→ RECORDS PROVIDED

|---|

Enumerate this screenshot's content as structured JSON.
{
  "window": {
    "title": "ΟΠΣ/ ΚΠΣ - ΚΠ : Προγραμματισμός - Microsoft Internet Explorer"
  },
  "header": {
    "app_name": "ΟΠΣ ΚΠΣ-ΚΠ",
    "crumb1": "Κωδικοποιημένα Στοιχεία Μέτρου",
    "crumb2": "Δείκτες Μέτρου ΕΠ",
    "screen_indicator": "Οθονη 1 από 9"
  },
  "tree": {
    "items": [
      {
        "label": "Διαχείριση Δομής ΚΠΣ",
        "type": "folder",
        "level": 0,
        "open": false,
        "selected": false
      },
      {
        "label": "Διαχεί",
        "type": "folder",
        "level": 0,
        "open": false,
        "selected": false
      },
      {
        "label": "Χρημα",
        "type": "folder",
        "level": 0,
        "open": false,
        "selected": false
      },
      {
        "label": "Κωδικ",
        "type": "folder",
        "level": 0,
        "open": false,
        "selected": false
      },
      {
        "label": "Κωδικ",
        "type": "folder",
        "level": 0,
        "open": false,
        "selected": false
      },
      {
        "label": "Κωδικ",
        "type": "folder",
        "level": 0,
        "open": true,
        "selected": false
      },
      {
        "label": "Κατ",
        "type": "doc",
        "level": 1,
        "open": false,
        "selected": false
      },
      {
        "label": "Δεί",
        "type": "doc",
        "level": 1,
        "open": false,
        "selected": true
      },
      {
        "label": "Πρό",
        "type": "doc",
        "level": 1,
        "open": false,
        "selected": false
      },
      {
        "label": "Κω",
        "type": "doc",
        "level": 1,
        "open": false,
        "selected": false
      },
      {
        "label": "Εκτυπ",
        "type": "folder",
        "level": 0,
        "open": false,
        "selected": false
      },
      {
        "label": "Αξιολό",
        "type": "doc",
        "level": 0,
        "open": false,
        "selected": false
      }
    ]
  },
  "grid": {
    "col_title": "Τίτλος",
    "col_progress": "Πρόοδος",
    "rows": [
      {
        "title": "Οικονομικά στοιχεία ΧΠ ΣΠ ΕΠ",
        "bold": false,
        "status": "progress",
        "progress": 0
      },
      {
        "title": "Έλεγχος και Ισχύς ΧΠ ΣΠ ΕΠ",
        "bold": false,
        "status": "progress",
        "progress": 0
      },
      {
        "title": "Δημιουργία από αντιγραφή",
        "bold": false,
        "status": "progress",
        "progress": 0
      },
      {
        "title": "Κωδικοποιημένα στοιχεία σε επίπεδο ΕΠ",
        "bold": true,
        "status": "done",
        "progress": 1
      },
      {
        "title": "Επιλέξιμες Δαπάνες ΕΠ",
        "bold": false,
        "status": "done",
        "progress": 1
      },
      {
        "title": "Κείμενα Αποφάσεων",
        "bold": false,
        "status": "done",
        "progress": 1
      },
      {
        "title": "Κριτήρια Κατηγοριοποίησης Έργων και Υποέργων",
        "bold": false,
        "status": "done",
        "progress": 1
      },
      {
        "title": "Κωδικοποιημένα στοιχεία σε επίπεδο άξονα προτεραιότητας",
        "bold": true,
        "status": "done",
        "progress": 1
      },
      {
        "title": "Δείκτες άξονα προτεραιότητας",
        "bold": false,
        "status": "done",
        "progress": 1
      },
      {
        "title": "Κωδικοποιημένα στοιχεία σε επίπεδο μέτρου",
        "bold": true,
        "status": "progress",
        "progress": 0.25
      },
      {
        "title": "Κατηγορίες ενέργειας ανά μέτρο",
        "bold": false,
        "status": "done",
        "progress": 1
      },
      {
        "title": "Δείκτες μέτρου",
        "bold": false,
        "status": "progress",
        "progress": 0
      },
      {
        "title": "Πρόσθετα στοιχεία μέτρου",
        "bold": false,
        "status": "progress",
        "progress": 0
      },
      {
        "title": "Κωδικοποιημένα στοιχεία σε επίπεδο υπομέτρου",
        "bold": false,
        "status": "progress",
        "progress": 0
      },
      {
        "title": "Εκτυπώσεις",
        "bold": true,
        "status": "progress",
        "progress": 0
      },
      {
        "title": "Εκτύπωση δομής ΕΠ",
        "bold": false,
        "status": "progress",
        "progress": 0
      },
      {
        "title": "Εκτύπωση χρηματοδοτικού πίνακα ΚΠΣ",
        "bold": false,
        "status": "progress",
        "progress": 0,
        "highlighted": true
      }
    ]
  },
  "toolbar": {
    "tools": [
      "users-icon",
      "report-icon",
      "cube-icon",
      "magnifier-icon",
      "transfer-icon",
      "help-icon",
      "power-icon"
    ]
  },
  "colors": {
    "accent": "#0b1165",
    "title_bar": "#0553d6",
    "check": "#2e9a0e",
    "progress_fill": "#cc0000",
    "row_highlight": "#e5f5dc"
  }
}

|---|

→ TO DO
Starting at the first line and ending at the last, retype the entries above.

→ REPLY TO THE TASK
Enumerate this screenshot's content as structured JSON.
{
  "window": {
    "title": "ΟΠΣ/ ΚΠΣ - ΚΠ : Προγραμματισμός - Microsoft Internet Explorer"
  },
  "header": {
    "app_name": "ΟΠΣ ΚΠΣ-ΚΠ",
    "crumb1": "Κωδικοποιημένα Στοιχεία Μέτρου",
    "crumb2": "Δείκτες Μέτρου ΕΠ",
    "screen_indicator": "Οθονη 1 από 9"
  },
  "tree": {
    "items": [
      {
        "label": "Διαχείριση Δομής ΚΠΣ",
        "type": "folder",
        "level": 0,
        "open": false,
        "selected": false
      },
      {
        "label": "Διαχεί",
        "type": "folder",
        "level": 0,
        "open": false,
        "selected": false
      },
      {
        "label": "Χρημα",
        "type": "folder",
        "level": 0,
        "open": false,
        "selected": false
      },
      {
        "label": "Κωδικ",
        "type": "folder",
        "level": 0,
        "open": false,
        "selected": false
      },
      {
        "label": "Κωδικ",
        "type": "folder",
        "level": 0,
        "open": false,
        "selected": false
      },
      {
        "label": "Κωδικ",
        "type": "folder",
        "level": 0,
        "open": true,
        "selected": false
      },
      {
        "label": "Κατ",
        "type": "doc",
        "level": 1,
        "open": false,
        "selected": false
      },
      {
        "label": "Δεί",
        "type": "doc",
        "level": 1,
        "open": false,
        "selected": true
      },
      {
        "label": "Πρό",
        "type": "doc",
        "level": 1,
        "open": false,
        "selected": false
      },
      {
        "label": "Κω",
        "type": "doc",
        "level": 1,
        "open": false,
        "selected": false
      },
      {
        "label": "Εκτυπ",
        "type": "folder",
        "level": 0,
        "open": false,
        "selected": false
      },
      {
        "label": "Αξιολό",
        "type": "doc",
        "level": 0,
        "open": false,
        "selected": false
      }
    ]
  },
  "grid": {
    "col_title": "Τίτλος",
    "col_progress": "Πρόοδος",
    "rows": [
      {
        "title": "Οικονομικά στοιχεία ΧΠ ΣΠ ΕΠ",
        "bold": false,
        "status": "progress",
        "progress": 0
      },
      {
        "title": "Έλεγχος και Ισχύς ΧΠ ΣΠ ΕΠ",
        "bold": false,
        "status": "progress",
        "progress": 0
      },
      {
        "title": "Δημιουργία από αντιγραφή",
        "bold": false,
        "status": "progress",
        "progress": 0
      },
      {
        "title": "Κωδικοποιημένα στοιχεία σε επίπεδο ΕΠ",
        "bold": true,
        "status": "done",
        "progress": 1
      },
      {
        "title": "Επιλέξιμες Δαπάνες ΕΠ",
        "bold": false,
        "status": "done",
        "progress": 1
      },
      {
        "title": "Κείμενα Αποφάσεων",
        "bold": false,
        "status": "done",
        "progress": 1
      },
      {
        "title": "Κριτήρια Κατηγοριοποίησης Έργων και Υποέργων",
        "bold": false,
        "status": "done",
        "progress": 1
      },
      {
        "title": "Κωδικοποιημένα στοιχεία σε επίπεδο άξονα προτεραιότητας",
        "bold": true,
        "status": "done",
        "progress": 1
      },
      {
        "title": "Δείκτες άξονα προτεραιότητας",
        "bold": false,
        "status": "done",
        "progress": 1
      },
      {
        "title": "Κωδικοποιημένα στοιχεία σε επίπεδο μέτρου",
        "bold": true,
        "status": "progress",
        "progress": 0.25
      },
      {
        "title": "Κατηγορίες ενέργειας ανά μέτρο",
        "bold": false,
        "status": "done",
        "progress": 1
      },
      {
        "title": "Δείκτες μέτρου",
        "bold": false,
        "status": "progress",
        "progress": 0
      },
      {
        "title": "Πρόσθετα στοιχεία μέτρου",
        "bold": false,
        "status": "progress",
        "progress": 0
      },
      {
        "title": "Κωδικοποιημένα στοιχεία σε επίπεδο υπομέτρου",
        "bold": false,
        "status": "progress",
        "progress": 0
      },
      {
        "title": "Εκτυπώσεις",
        "bold": true,
        "status": "progress",
        "progress": 0
      },
      {
        "title": "Εκτύπωση δομής ΕΠ",
        "bold": false,
        "status": "progress",
        "progress": 0
      },
      {
        "title": "Εκτύπωση χρηματοδοτικού πίνακα ΚΠΣ",
        "bold": false,
        "status": "progress",
        "progress": 0,
        "highlighted": true
      }
    ]
  },
  "toolbar": {
    "tools": [
      "users-icon",
      "report-icon",
      "cube-icon",
      "magnifier-icon",
      "transfer-icon",
      "help-icon",
      "power-icon"
    ]
  },
  "colors": {
    "accent": "#0b1165",
    "title_bar": "#0553d6",
    "check": "#2e9a0e",
    "progress_fill": "#cc0000",
    "row_highlight": "#e5f5dc"
  }
}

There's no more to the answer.